It’s hard for me to believe the spring semester is almost here. It already has a different mood than any semester I’ve been through before.

This spring will be full of so many “last times,” and offers so many “first evers”, too. I plan to make this the most memorable semester with my friends before starting, what my mom calls, my “big girl job.” I also would like to get myself organized for when I move out of college and start this new chapter. I’m sure I’m not the only one in saying that I definitely need to figure out how to make student loan payments, how to buy a new vehicle, and other adult-like things.

But until we get those figured out, here’s to the last time being an undergrad college student and the seven things you most positively should do before leaving.
  • Take a picture with Roongo: It’s unknown for most if you’ll be on campus again, so you might as well get a picture with our mascot while you have the chance. BONUS: take a picture with your friends at the Roongo statue on the corner near the Tri-Level.
  • Play on the Quad: Pick a sunny day and have some fun with friends on the quad. Whether its cartwheels, catch, or one of those giant bouncy houses, get your friends together and go make some memories! Frolic to your hearts content.
  • Eat at the Commons: At least once before you graduate, have an all you can eat buffet at the Commons with your squad. Roll in like you’re a freshman who’s never heard of the freshman 15 and make sure you leave with either a cookie or an ice cream cone. You could even eat dessert first, why not?!
  • Do something out of the ordinary: Everyone has their limits, but do yourself the favor and come out of your comfort zone a little bit. That’s why we come to college anyways, to experience new things.
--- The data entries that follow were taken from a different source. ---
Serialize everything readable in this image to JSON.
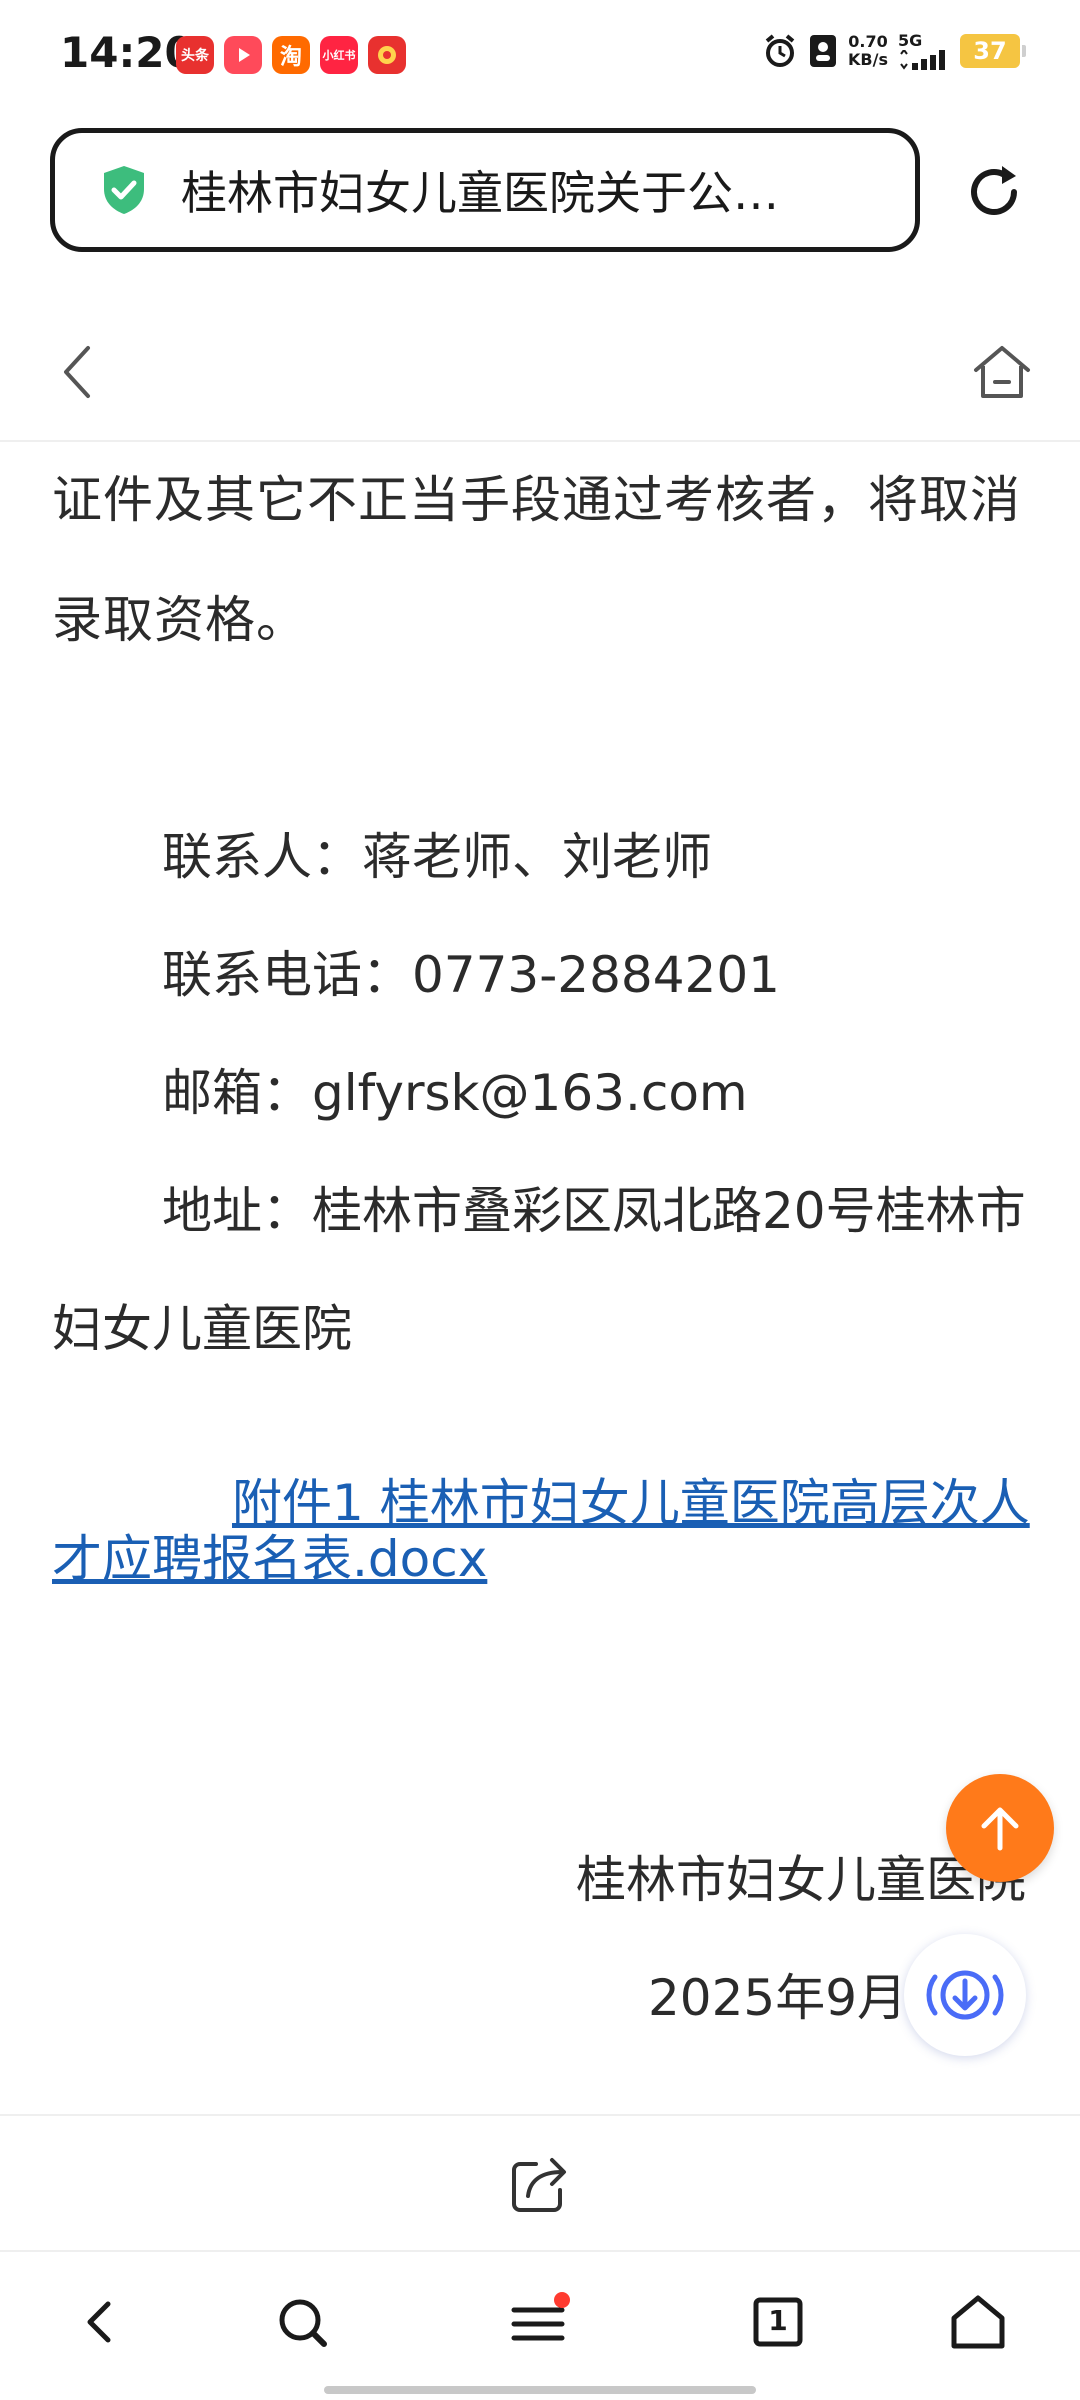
{
  "status_bar": {
    "time": "14:20",
    "apps": [
      {
        "name": "toutiao-app-icon",
        "label": "头条",
        "color": "#e8312f"
      },
      {
        "name": "video-app-icon",
        "label": "",
        "color": "#ff4a5a"
      },
      {
        "name": "taobao-app-icon",
        "label": "淘",
        "color": "#ff6a00"
      },
      {
        "name": "xiaohongshu-app-icon",
        "label": "小红书",
        "color": "#ff2442"
      },
      {
        "name": "red-envelope-app-icon",
        "label": "",
        "color": "#e8312f"
      }
    ],
    "net_speed_value": "0.70",
    "net_speed_unit": "KB/s",
    "net_type": "5G",
    "battery": "37"
  },
  "address_bar": {
    "title": "桂林市妇女儿童医院关于公…",
    "secure_color": "#3dbd7d"
  },
  "content": {
    "para1": "证件及其它不正当手段通过考核者，将取消录取资格。",
    "contact_person": "联系人：蒋老师、刘老师",
    "contact_phone": "联系电话：0773-2884201",
    "email": "邮箱：glfyrsk@163.com",
    "address": "地址：桂林市叠彩区凤北路20号桂林市妇女儿童医院",
    "attachment_link": "附件1 桂林市妇女儿童医院高层次人才应聘报名表.docx",
    "sign_org": "桂林市妇女儿童医院",
    "sign_date": "2025年9月"
  },
  "colors": {
    "link": "#1a5fb4",
    "to_top": "#ff7a1a",
    "audio_accent": "#4a6cf7",
    "menu_badge": "#ff3b30"
  },
  "bottom_nav": {
    "tab_count": "1"
  }
}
It could be something as small as studying in a different spot or something as wild as taking a spring break trip out of the country. Take advantage of any and all opportunities while you have the time.
  • Take part in a tradition on campus: Be a part of The Big Event, Relay for Life, Spring Fest, or anything else that pops up. Not only is it a meaningful experience, but you might end up in the yearbook that way. Plus, it’s a great way to show your Husky Pride!
  • Go for a walk on campus: Not just any walk, take a self-guided tour of campus while taking in the flowers in bloom. See what I did there, hahaha, but seriously, our campus has so many beautiful sights to be seen and some hidden treasures to be found. Pick any random Sunday afternoon and reflect while walking. Think about the reasons you chose BU, the people you’ve met here, the things you’ve learned, and how far you’ve come in the last four years.
  • Thank those who’ve helped you: Maybe write a thank you letter to your parents or grandparents and hand it to them at graduation. You could have them read it while they are waiting for your name to be called. Don’t forget to thank those professors who you really learned a lot from and those who went out of their way to help you succeed.
Even if you aren’t a senior yet, you should still do these things. Also understand that your time is coming soon and it’s never too early to start planning for your senior year- it comes faster than you think. Make sure you have all your classes organized and your GEP goals met; you’ll thank yourself when you are trying to graduate on time. Be proactive in your career search and look for grad schools and internships before your senior year.

Most importantly, enjoy being on campus with your friends and make the most out of the time you are here. From one Husky to another, let’s make this semester the best one yet!

— Jessica Shiptoski, senior accounting major, professional writing minor, fraud examination concentration #HuskyLife #WinterBreak